*Prompt*.
Omit the images and return the remaining entries unchanged.

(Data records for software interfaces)
↓↓↓

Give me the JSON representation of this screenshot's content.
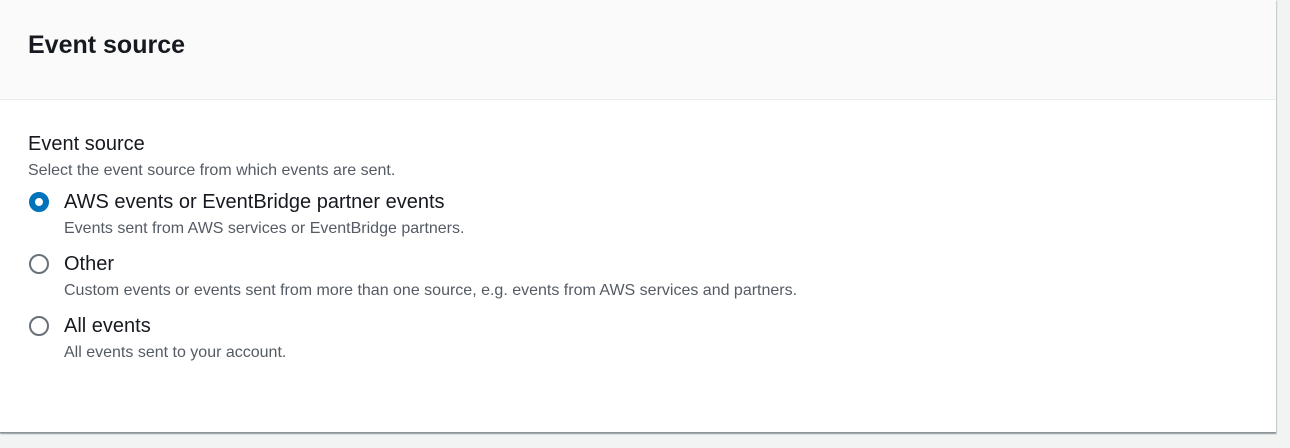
{
  "panel": {
    "title": "Event source"
  },
  "field": {
    "label": "Event source",
    "description": "Select the event source from which events are sent."
  },
  "options": [
    {
      "label": "AWS events or EventBridge partner events",
      "description": "Events sent from AWS services or EventBridge partners.",
      "checked": true
    },
    {
      "label": "Other",
      "description": "Custom events or events sent from more than one source, e.g. events from AWS services and partners.",
      "checked": false
    },
    {
      "label": "All events",
      "description": "All events sent to your account.",
      "checked": false
    }
  ],
  "colors": {
    "accent": "#0073bb",
    "text": "#16191f",
    "secondary": "#545b64"
  }
}
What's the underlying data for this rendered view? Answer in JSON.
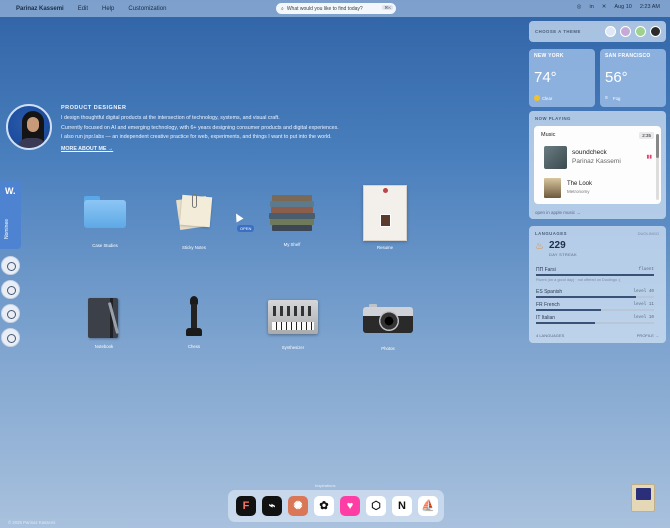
{
  "menubar": {
    "apple_glyph": "",
    "name": "Parinaz Kassemi",
    "menus": [
      "Edit",
      "Help",
      "Customization"
    ],
    "search_placeholder": "What would you like to find today?",
    "search_shortcut": "⌘K",
    "date": "Aug 10",
    "time": "2:23 AM"
  },
  "profile": {
    "role": "PRODUCT DESIGNER",
    "line1": "I design thoughtful digital products at the intersection of technology, systems, and visual craft.",
    "line2": "Currently focused on AI and emerging technology, with 6+ years designing consumer products and digital experiences.",
    "line3": "I also run jnpr.labs — an independent creative practice for web, experiments, and things I want to put into the world.",
    "more_link": "MORE ABOUT ME →"
  },
  "nominee": {
    "badge": "W.",
    "label": "Nominee"
  },
  "desktop_icons": [
    {
      "label": "Case Studies",
      "icon": "folder-icon"
    },
    {
      "label": "Sticky Notes",
      "icon": "sticky-notes-icon"
    },
    {
      "label": "My Shelf",
      "icon": "books-icon"
    },
    {
      "label": "Resume",
      "icon": "resume-icon"
    },
    {
      "label": "Notebook",
      "icon": "notebook-icon"
    },
    {
      "label": "Chess",
      "icon": "chess-icon"
    },
    {
      "label": "Synthesizer",
      "icon": "synthesizer-icon"
    },
    {
      "label": "Photos",
      "icon": "camera-icon"
    }
  ],
  "cursor_tip": "OPEN",
  "theme": {
    "title": "CHOOSE A THEME",
    "colors": [
      "#dfe8f6",
      "#c5a9d6",
      "#9ed08f",
      "#2b2b2b"
    ]
  },
  "weather": [
    {
      "city": "NEW YORK",
      "temp": "74°",
      "condition": "Clear"
    },
    {
      "city": "SAN FRANCISCO",
      "temp": "56°",
      "condition": "Fog"
    }
  ],
  "now_playing": {
    "title": "NOW PLAYING",
    "app": "Music",
    "time": "2:35",
    "track1": "soundcheck",
    "artist1": "Parinaz Kassemi",
    "track2": "The Look",
    "artist2": "Metronomy",
    "footer_link": "open in apple music →"
  },
  "languages": {
    "title": "LANGUAGES",
    "subtitle": "DUOLINGO",
    "streak": "229",
    "streak_label": "DAY STREAK",
    "items": [
      {
        "name": "Farsi",
        "level": "fluent",
        "note": "Fluent (on a good day) · not offered on Duolingo :(",
        "progress": 1.0
      },
      {
        "name": "Spanish",
        "level": "level 40",
        "progress": 0.85
      },
      {
        "name": "French",
        "level": "level 11",
        "progress": 0.55
      },
      {
        "name": "Italian",
        "level": "level 10",
        "progress": 0.5
      }
    ],
    "count_label": "4 LANGUAGES",
    "profile_link": "PROFILE →"
  },
  "dock": {
    "label": "Inspirations",
    "apps": [
      {
        "name": "figma-icon",
        "glyph": "F",
        "bg": "#111111",
        "fg": "#ff7262"
      },
      {
        "name": "framer-icon",
        "glyph": "⌁",
        "bg": "#111111",
        "fg": "#ffffff"
      },
      {
        "name": "claude-icon",
        "glyph": "✺",
        "bg": "#d97757",
        "fg": "#ffffff"
      },
      {
        "name": "openai-icon",
        "glyph": "✿",
        "bg": "#ffffff",
        "fg": "#111111"
      },
      {
        "name": "heart-app-icon",
        "glyph": "♥",
        "bg": "#ff3ea5",
        "fg": "#ffffff"
      },
      {
        "name": "box-3d-icon",
        "glyph": "⬡",
        "bg": "#ffffff",
        "fg": "#111111"
      },
      {
        "name": "notion-icon",
        "glyph": "N",
        "bg": "#ffffff",
        "fg": "#111111"
      },
      {
        "name": "sailboat-icon",
        "glyph": "⛵",
        "bg": "#ffffff",
        "fg": "#111111"
      }
    ]
  },
  "footer": "© 2025 Parinaz Kassemi"
}
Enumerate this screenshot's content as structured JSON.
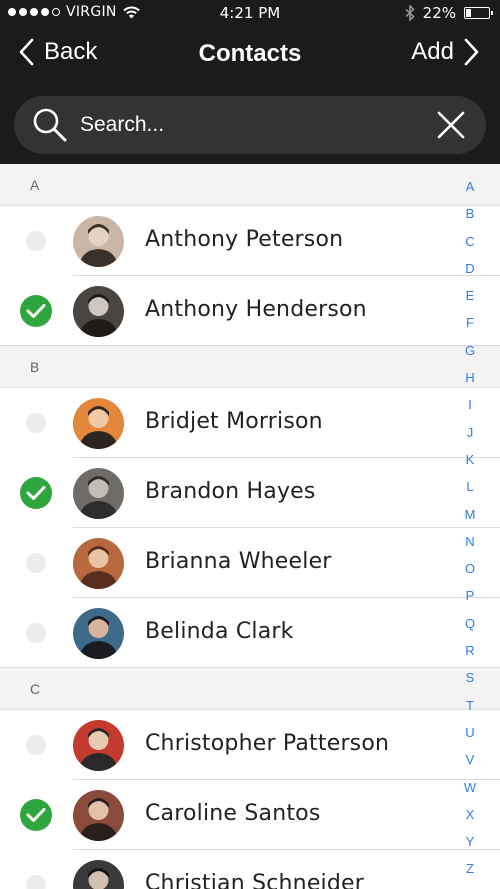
{
  "status": {
    "carrier": "VIRGIN",
    "time": "4:21 PM",
    "battery": "22%",
    "battery_level": 0.22,
    "signal_bars": 4
  },
  "nav": {
    "back_label": "Back",
    "title": "Contacts",
    "add_label": "Add"
  },
  "search": {
    "placeholder": "Search...",
    "value": ""
  },
  "colors": {
    "header_bg": "#1b1b1b",
    "search_bg": "#333333",
    "check_on": "#2fa53e",
    "index_link": "#2e7fe0"
  },
  "sections": [
    {
      "letter": "A",
      "contacts": [
        {
          "name": "Anthony Peterson",
          "selected": false,
          "avatar": "avatar-photo"
        },
        {
          "name": "Anthony Henderson",
          "selected": true,
          "avatar": "avatar-photo"
        }
      ]
    },
    {
      "letter": "B",
      "contacts": [
        {
          "name": "Bridjet Morrison",
          "selected": false,
          "avatar": "avatar-photo"
        },
        {
          "name": "Brandon Hayes",
          "selected": true,
          "avatar": "avatar-photo"
        },
        {
          "name": "Brianna Wheeler",
          "selected": false,
          "avatar": "avatar-photo"
        },
        {
          "name": "Belinda Clark",
          "selected": false,
          "avatar": "avatar-photo"
        }
      ]
    },
    {
      "letter": "C",
      "contacts": [
        {
          "name": "Christopher Patterson",
          "selected": false,
          "avatar": "avatar-photo"
        },
        {
          "name": "Caroline Santos",
          "selected": true,
          "avatar": "avatar-photo"
        },
        {
          "name": "Christian Schneider",
          "selected": false,
          "avatar": "avatar-photo"
        }
      ]
    }
  ],
  "index_letters": [
    "A",
    "B",
    "C",
    "D",
    "E",
    "F",
    "G",
    "H",
    "I",
    "J",
    "K",
    "L",
    "M",
    "N",
    "O",
    "P",
    "Q",
    "R",
    "S",
    "T",
    "U",
    "V",
    "W",
    "X",
    "Y",
    "Z"
  ]
}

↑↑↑

*Final answer*.
Give me the JSON representation of this screenshot's content.
{
  "panel": {
    "title": "Event source"
  },
  "field": {
    "label": "Event source",
    "description": "Select the event source from which events are sent."
  },
  "options": [
    {
      "label": "AWS events or EventBridge partner events",
      "description": "Events sent from AWS services or EventBridge partners.",
      "checked": true
    },
    {
      "label": "Other",
      "description": "Custom events or events sent from more than one source, e.g. events from AWS services and partners.",
      "checked": false
    },
    {
      "label": "All events",
      "description": "All events sent to your account.",
      "checked": false
    }
  ],
  "colors": {
    "accent": "#0073bb",
    "text": "#16191f",
    "secondary": "#545b64"
  }
}
What's the underlying data for this rendered view? Answer in JSON.
{
  "menubar": {
    "apple_glyph": "",
    "name": "Parinaz Kassemi",
    "menus": [
      "Edit",
      "Help",
      "Customization"
    ],
    "search_placeholder": "What would you like to find today?",
    "search_shortcut": "⌘K",
    "date": "Aug 10",
    "time": "2:23 AM"
  },
  "profile": {
    "role": "PRODUCT DESIGNER",
    "line1": "I design thoughtful digital products at the intersection of technology, systems, and visual craft.",
    "line2": "Currently focused on AI and emerging technology, with 6+ years designing consumer products and digital experiences.",
    "line3": "I also run jnpr.labs — an independent creative practice for web, experiments, and things I want to put into the world.",
    "more_link": "MORE ABOUT ME →"
  },
  "nominee": {
    "badge": "W.",
    "label": "Nominee"
  },
  "desktop_icons": [
    {
      "label": "Case Studies",
      "icon": "folder-icon"
    },
    {
      "label": "Sticky Notes",
      "icon": "sticky-notes-icon"
    },
    {
      "label": "My Shelf",
      "icon": "books-icon"
    },
    {
      "label": "Resume",
      "icon": "resume-icon"
    },
    {
      "label": "Notebook",
      "icon": "notebook-icon"
    },
    {
      "label": "Chess",
      "icon": "chess-icon"
    },
    {
      "label": "Synthesizer",
      "icon": "synthesizer-icon"
    },
    {
      "label": "Photos",
      "icon": "camera-icon"
    }
  ],
  "cursor_tip": "OPEN",
  "theme": {
    "title": "CHOOSE A THEME",
    "colors": [
      "#dfe8f6",
      "#c5a9d6",
      "#9ed08f",
      "#2b2b2b"
    ]
  },
  "weather": [
    {
      "city": "NEW YORK",
      "temp": "74°",
      "condition": "Clear"
    },
    {
      "city": "SAN FRANCISCO",
      "temp": "56°",
      "condition": "Fog"
    }
  ],
  "now_playing": {
    "title": "NOW PLAYING",
    "app": "Music",
    "time": "2:35",
    "track1": "soundcheck",
    "artist1": "Parinaz Kassemi",
    "track2": "The Look",
    "artist2": "Metronomy",
    "footer_link": "open in apple music →"
  },
  "languages": {
    "title": "LANGUAGES",
    "subtitle": "DUOLINGO",
    "streak": "229",
    "streak_label": "DAY STREAK",
    "items": [
      {
        "name": "Farsi",
        "level": "fluent",
        "note": "Fluent (on a good day) · not offered on Duolingo :(",
        "progress": 1.0
      },
      {
        "name": "Spanish",
        "level": "level 40",
        "progress": 0.85
      },
      {
        "name": "French",
        "level": "level 11",
        "progress": 0.55
      },
      {
        "name": "Italian",
        "level": "level 10",
        "progress": 0.5
      }
    ],
    "count_label": "4 LANGUAGES",
    "profile_link": "PROFILE →"
  },
  "dock": {
    "label": "Inspirations",
    "apps": [
      {
        "name": "figma-icon",
        "glyph": "F",
        "bg": "#111111",
        "fg": "#ff7262"
      },
      {
        "name": "framer-icon",
        "glyph": "⌁",
        "bg": "#111111",
        "fg": "#ffffff"
      },
      {
        "name": "claude-icon",
        "glyph": "✺",
        "bg": "#d97757",
        "fg": "#ffffff"
      },
      {
        "name": "openai-icon",
        "glyph": "✿",
        "bg": "#ffffff",
        "fg": "#111111"
      },
      {
        "name": "heart-app-icon",
        "glyph": "♥",
        "bg": "#ff3ea5",
        "fg": "#ffffff"
      },
      {
        "name": "box-3d-icon",
        "glyph": "⬡",
        "bg": "#ffffff",
        "fg": "#111111"
      },
      {
        "name": "notion-icon",
        "glyph": "N",
        "bg": "#ffffff",
        "fg": "#111111"
      },
      {
        "name": "sailboat-icon",
        "glyph": "⛵",
        "bg": "#ffffff",
        "fg": "#111111"
      }
    ]
  },
  "footer": "© 2025 Parinaz Kassemi"
}
Enumerate this screenshot's content as structured JSON.
{
  "status": {
    "carrier": "VIRGIN",
    "time": "4:21 PM",
    "battery": "22%",
    "battery_level": 0.22,
    "signal_bars": 4
  },
  "nav": {
    "back_label": "Back",
    "title": "Contacts",
    "add_label": "Add"
  },
  "search": {
    "placeholder": "Search...",
    "value": ""
  },
  "colors": {
    "header_bg": "#1b1b1b",
    "search_bg": "#333333",
    "check_on": "#2fa53e",
    "index_link": "#2e7fe0"
  },
  "sections": [
    {
      "letter": "A",
      "contacts": [
        {
          "name": "Anthony Peterson",
          "selected": false,
          "avatar": "avatar-photo"
        },
        {
          "name": "Anthony Henderson",
          "selected": true,
          "avatar": "avatar-photo"
        }
      ]
    },
    {
      "letter": "B",
      "contacts": [
        {
          "name": "Bridjet Morrison",
          "selected": false,
          "avatar": "avatar-photo"
        },
        {
          "name": "Brandon Hayes",
          "selected": true,
          "avatar": "avatar-photo"
        },
        {
          "name": "Brianna Wheeler",
          "selected": false,
          "avatar": "avatar-photo"
        },
        {
          "name": "Belinda Clark",
          "selected": false,
          "avatar": "avatar-photo"
        }
      ]
    },
    {
      "letter": "C",
      "contacts": [
        {
          "name": "Christopher Patterson",
          "selected": false,
          "avatar": "avatar-photo"
        },
        {
          "name": "Caroline Santos",
          "selected": true,
          "avatar": "avatar-photo"
        },
        {
          "name": "Christian Schneider",
          "selected": false,
          "avatar": "avatar-photo"
        }
      ]
    }
  ],
  "index_letters": [
    "A",
    "B",
    "C",
    "D",
    "E",
    "F",
    "G",
    "H",
    "I",
    "J",
    "K",
    "L",
    "M",
    "N",
    "O",
    "P",
    "Q",
    "R",
    "S",
    "T",
    "U",
    "V",
    "W",
    "X",
    "Y",
    "Z"
  ]
}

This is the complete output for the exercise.